It’s all about timely hitting. A team like the Brewers can be effective in putting guys on base, but this game relies on driving those runners in to score runs. That’s been the Brewers' main issue.
Carlos Gomez
Photo by Steve Paluch, used under creative commons license.

Now is the time for the Brewers to capitalize on their hot hitting. They must be able to drive runs home to keep the team in the game. If not, the team may fall even further out of contention.

Milwaukee has received a spark from its two young guns: Segura and Gomez. Segura, who is in his first full season of action, is second only to Joey Votto in batting average. He’s hit some home runs and stolen some bases to really make him a complete threat.

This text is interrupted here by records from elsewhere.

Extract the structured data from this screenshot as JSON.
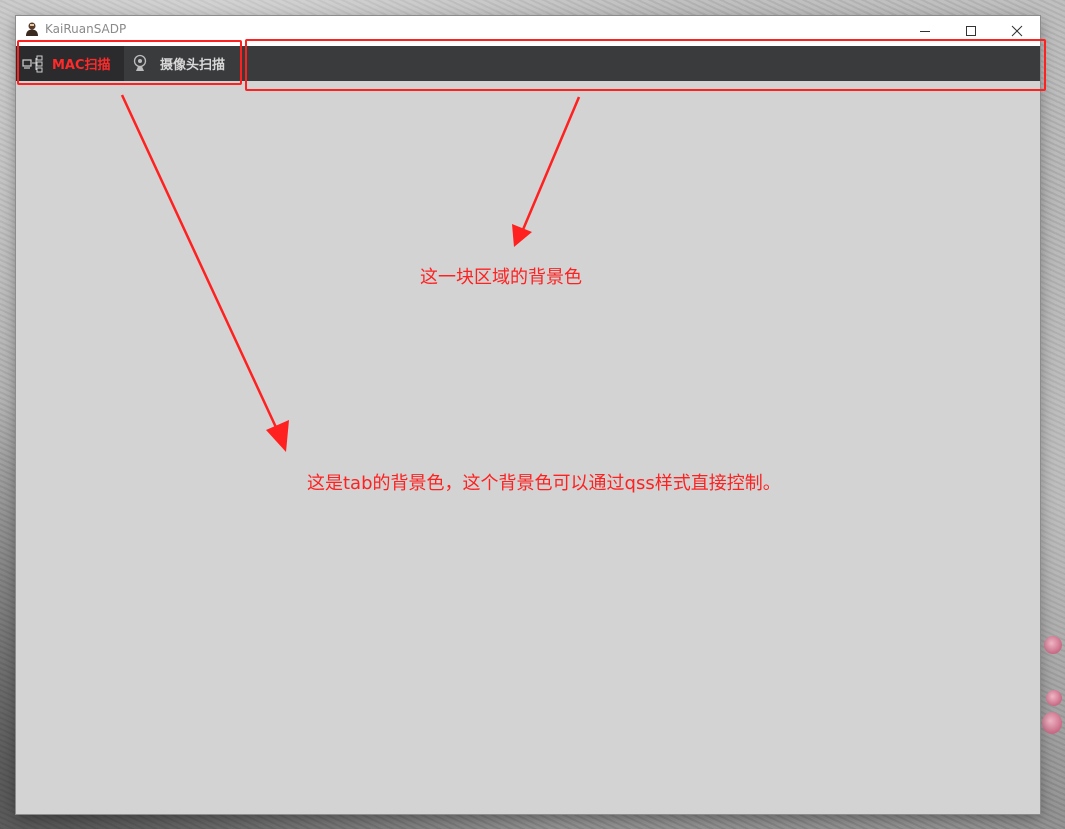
{
  "window": {
    "title": "KaiRuanSADP"
  },
  "titlebar_buttons": {
    "minimize_icon": "minimize-icon",
    "maximize_icon": "maximize-icon",
    "close_icon": "close-icon"
  },
  "tabs": [
    {
      "label": "MAC扫描",
      "icon": "network-scan-icon",
      "selected": true,
      "color": "#ff2a2a"
    },
    {
      "label": "摄像头扫描",
      "icon": "camera-icon",
      "selected": false,
      "color": "#d8d8d8"
    }
  ],
  "colors": {
    "tab_bar_bg": "#3a3b3d",
    "selected_tab_bg": "#2b2b2d",
    "content_bg": "#d3d3d3",
    "annotation": "#ff2020"
  },
  "annotations": {
    "area_note": "这一块区域的背景色",
    "tab_note": "这是tab的背景色，这个背景色可以通过qss样式直接控制。"
  }
}
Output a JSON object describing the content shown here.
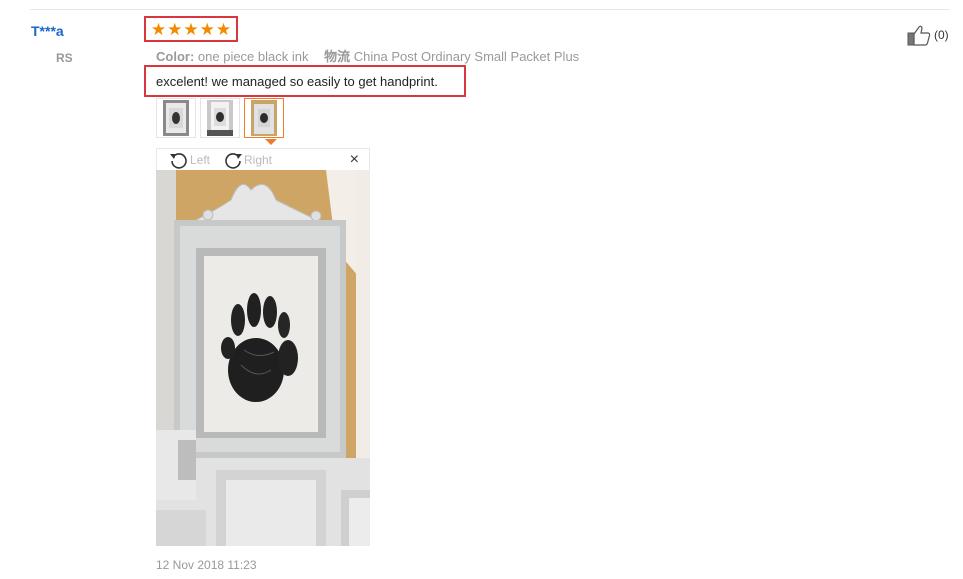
{
  "review": {
    "username": "T***a",
    "country": "RS",
    "rating": 5,
    "attributes": {
      "color_label": "Color:",
      "color_value": "one piece black ink",
      "shipping_label": "物流",
      "shipping_value": "China Post Ordinary Small Packet Plus"
    },
    "text": "excelent! we managed so easily to get handprint.",
    "datetime": "12 Nov 2018 11:23",
    "helpful": {
      "count_label": "(0)",
      "icon": "thumbs-up-icon"
    }
  },
  "viewer": {
    "rotate_left_label": "Left",
    "rotate_right_label": "Right",
    "close_glyph": "×",
    "thumbnail_count": 3,
    "selected_thumbnail": 3
  },
  "colors": {
    "username": "#1b66c9",
    "star": "#f58a00",
    "highlight_box": "#d9363e",
    "active_thumb": "#f07c2a"
  }
}
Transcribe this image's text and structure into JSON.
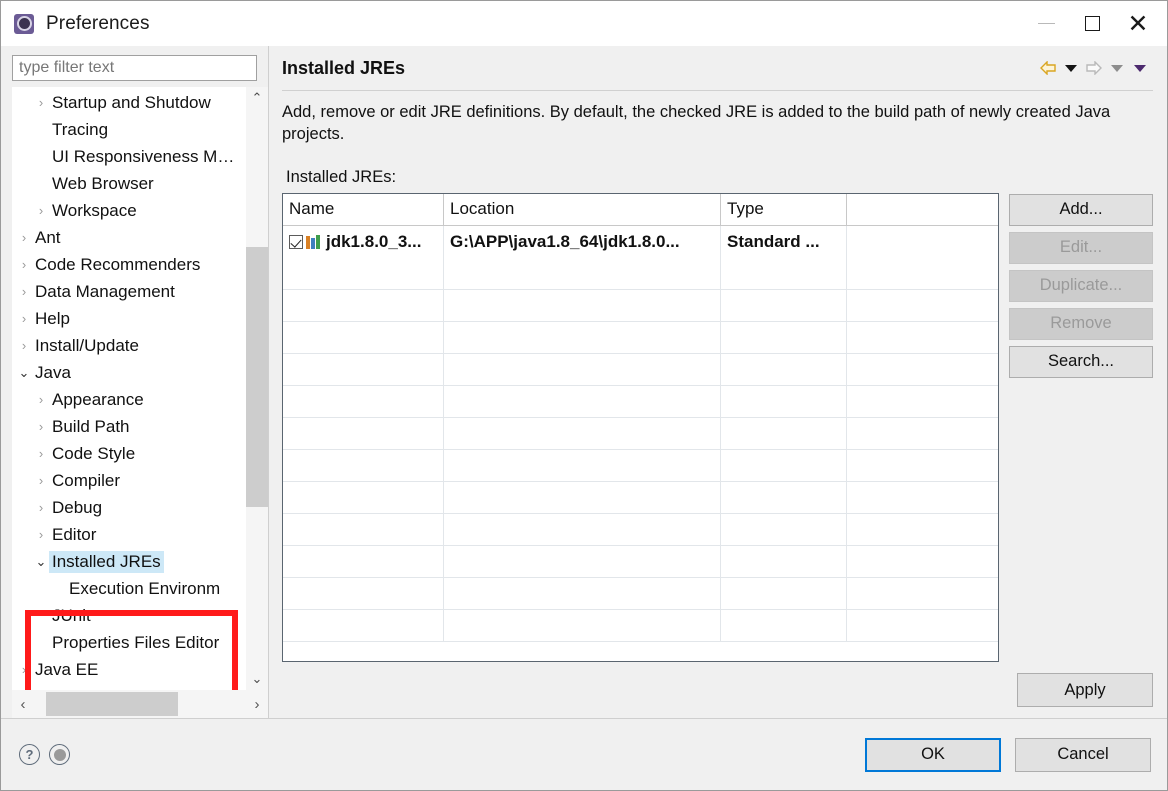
{
  "window": {
    "title": "Preferences",
    "icon": "preferences-gear-icon",
    "controls": {
      "minimize": "—",
      "maximize": "□",
      "close": "✕"
    }
  },
  "sidebar": {
    "filter": {
      "placeholder": "type filter text",
      "value": ""
    },
    "items": [
      {
        "label": "Startup and Shutdow",
        "indent": 2,
        "twisty": "collapsed"
      },
      {
        "label": "Tracing",
        "indent": 2,
        "twisty": "none"
      },
      {
        "label": "UI Responsiveness M…",
        "indent": 2,
        "twisty": "none"
      },
      {
        "label": "Web Browser",
        "indent": 2,
        "twisty": "none"
      },
      {
        "label": "Workspace",
        "indent": 2,
        "twisty": "collapsed"
      },
      {
        "label": "Ant",
        "indent": 1,
        "twisty": "collapsed"
      },
      {
        "label": "Code Recommenders",
        "indent": 1,
        "twisty": "collapsed"
      },
      {
        "label": "Data Management",
        "indent": 1,
        "twisty": "collapsed"
      },
      {
        "label": "Help",
        "indent": 1,
        "twisty": "collapsed"
      },
      {
        "label": "Install/Update",
        "indent": 1,
        "twisty": "collapsed"
      },
      {
        "label": "Java",
        "indent": 1,
        "twisty": "expanded"
      },
      {
        "label": "Appearance",
        "indent": 2,
        "twisty": "collapsed"
      },
      {
        "label": "Build Path",
        "indent": 2,
        "twisty": "collapsed"
      },
      {
        "label": "Code Style",
        "indent": 2,
        "twisty": "collapsed"
      },
      {
        "label": "Compiler",
        "indent": 2,
        "twisty": "collapsed"
      },
      {
        "label": "Debug",
        "indent": 2,
        "twisty": "collapsed"
      },
      {
        "label": "Editor",
        "indent": 2,
        "twisty": "collapsed"
      },
      {
        "label": "Installed JREs",
        "indent": 2,
        "twisty": "expanded",
        "selected": true
      },
      {
        "label": "Execution Environm",
        "indent": 3,
        "twisty": "none"
      },
      {
        "label": "JUnit",
        "indent": 2,
        "twisty": "none"
      },
      {
        "label": "Properties Files Editor",
        "indent": 2,
        "twisty": "none"
      },
      {
        "label": "Java EE",
        "indent": 1,
        "twisty": "collapsed"
      }
    ],
    "scroll": {
      "up_arrow": "⌃",
      "down_arrow": "⌄",
      "left_arrow": "‹",
      "right_arrow": "›"
    }
  },
  "annotation": {
    "shape": "rectangle",
    "color": "#ff1a1a",
    "targets": "Installed JREs / Execution Environments"
  },
  "page": {
    "title": "Installed JREs",
    "nav": {
      "back_icon": "back-arrow-icon",
      "back_dropdown_icon": "dropdown-triangle-icon",
      "forward_icon": "forward-arrow-icon",
      "forward_dropdown_icon": "dropdown-triangle-icon",
      "menu_dropdown_icon": "view-menu-triangle-icon"
    },
    "description": "Add, remove or edit JRE definitions. By default, the checked JRE is added to the build path of newly created Java projects.",
    "list_label": "Installed JREs:"
  },
  "table": {
    "columns": [
      "Name",
      "Location",
      "Type",
      ""
    ],
    "rows": [
      {
        "checked": true,
        "icon": "jre-library-icon",
        "name": "jdk1.8.0_3...",
        "location": "G:\\APP\\java1.8_64\\jdk1.8.0...",
        "type": "Standard ...",
        "extra": ""
      }
    ],
    "empty_row_count": 12
  },
  "side_buttons": [
    {
      "label": "Add...",
      "enabled": true
    },
    {
      "label": "Edit...",
      "enabled": false
    },
    {
      "label": "Duplicate...",
      "enabled": false
    },
    {
      "label": "Remove",
      "enabled": false
    },
    {
      "label": "Search...",
      "enabled": true
    }
  ],
  "apply_button": {
    "label": "Apply",
    "enabled": true
  },
  "footer": {
    "help_icon": "help-question-icon",
    "help_glyph": "?",
    "menu_icon": "shell-menu-icon",
    "ok": "OK",
    "cancel": "Cancel"
  },
  "colors": {
    "accent": "#0078d7",
    "selection": "#cde8f7",
    "annotation": "#ff1a1a",
    "dialog_bg": "#f0f0f0"
  }
}
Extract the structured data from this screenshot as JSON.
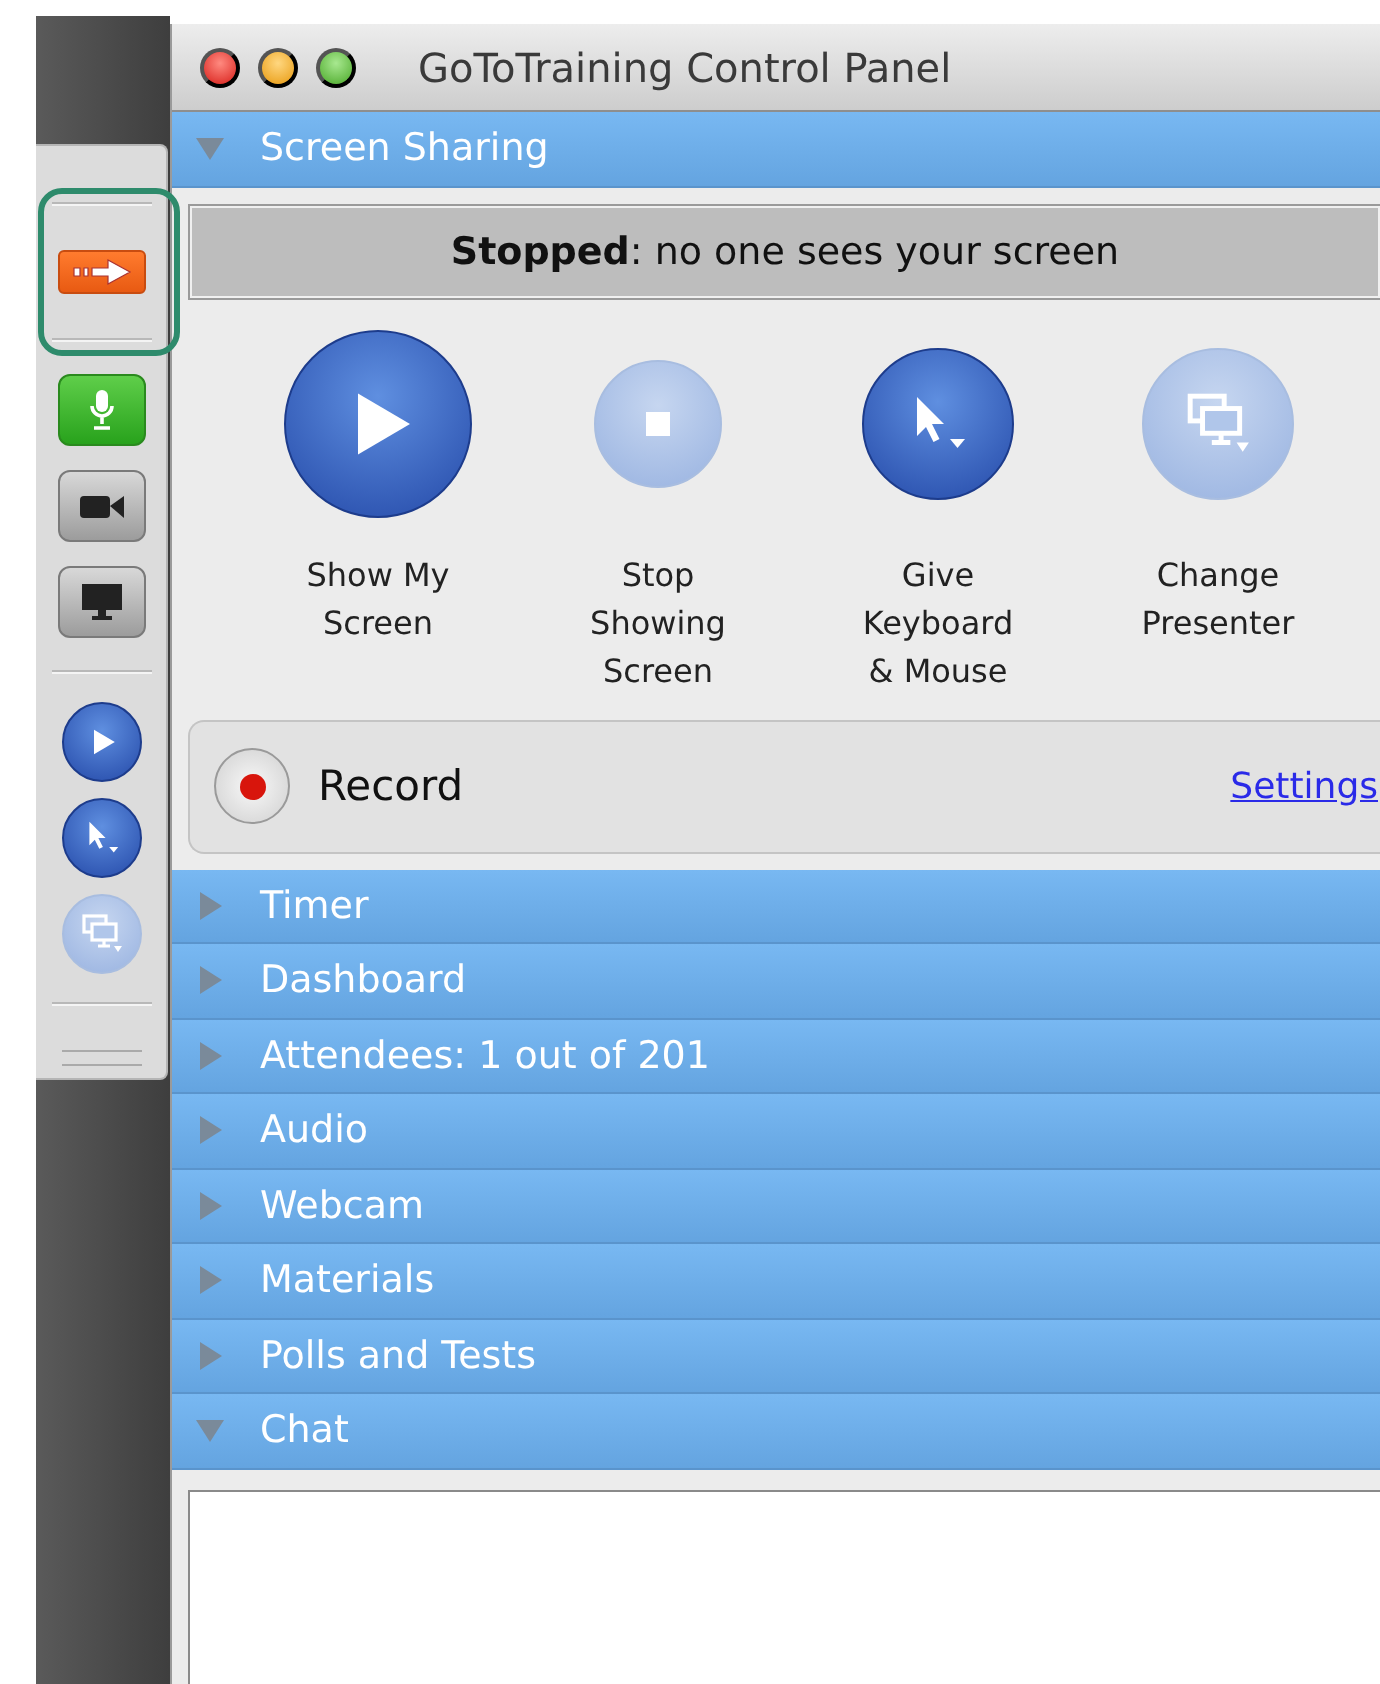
{
  "window": {
    "title": "GoToTraining Control Panel"
  },
  "toolbar": {
    "items": [
      {
        "kind": "share-arrow",
        "highlighted": true
      },
      {
        "kind": "mic",
        "highlighted": false
      },
      {
        "kind": "camera",
        "highlighted": false
      },
      {
        "kind": "monitor",
        "highlighted": false
      },
      {
        "kind": "play",
        "highlighted": false
      },
      {
        "kind": "pointer",
        "highlighted": false
      },
      {
        "kind": "presenter",
        "highlighted": false
      }
    ]
  },
  "sections": [
    {
      "kind": "screen_sharing",
      "title": "Screen Sharing",
      "expanded": true,
      "status": "**Stopped**: no one sees your screen",
      "actions": [
        {
          "kind": "play",
          "label": "Show My Screen",
          "disabled": false
        },
        {
          "kind": "stop",
          "label": "Stop Showing Screen",
          "disabled": true
        },
        {
          "kind": "pointer",
          "label": "Give Keyboard & Mouse",
          "disabled": false
        },
        {
          "kind": "presenter",
          "label": "Change Presenter",
          "disabled": true
        }
      ],
      "record": {
        "label": "Record",
        "link": "Settings"
      }
    },
    {
      "kind": "plain",
      "title": "Timer",
      "expanded": false
    },
    {
      "kind": "plain",
      "title": "Dashboard",
      "expanded": false
    },
    {
      "kind": "plain",
      "title": "Attendees: 1 out of 201",
      "expanded": false
    },
    {
      "kind": "plain",
      "title": "Audio",
      "expanded": false
    },
    {
      "kind": "plain",
      "title": "Webcam",
      "expanded": false
    },
    {
      "kind": "plain",
      "title": "Materials",
      "expanded": false
    },
    {
      "kind": "plain",
      "title": "Polls and Tests",
      "expanded": false
    },
    {
      "kind": "chat",
      "title": "Chat",
      "expanded": true
    }
  ]
}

Gomez is fifth in the NL in average, and he’s finally showing the potential that once made him a highly regarded prospect.

While it’s great that these two youngsters are carrying the Brewers offense, how long can that last? They’ve made the adjustments so far, but when pitchers start to figure them out, can they continue this torrid pace?

Even with the lack of runs being scored, it’s not like the pitching staff has helped much this season. Kyle Lohse, who signed a three-year $33 million contract, is off to a 1-5 start, and ace Yovani Gallardo, fresh off a DUI arrest in April, has been inconsistent.

The other three starters -- Marco Estrada, Wily Peralta and Hiram Burgos -- all have ERAs above 4.50, with Peralta and Burgos over 6.00.

And when the pitcher with the worst ERA on the team is the closer, that’s a problem. John Axford was so bad to start the season that he again lost his closer’s role, which has seemed like a reoccurring theme the past few seasons.

So the team’s poor pitching coupled with a lack of timely hitting have landed the Brewers near the bottom of the division. They can at least thank the Chicago Cubs for occupying the cellar, though only a game separates the race for last place.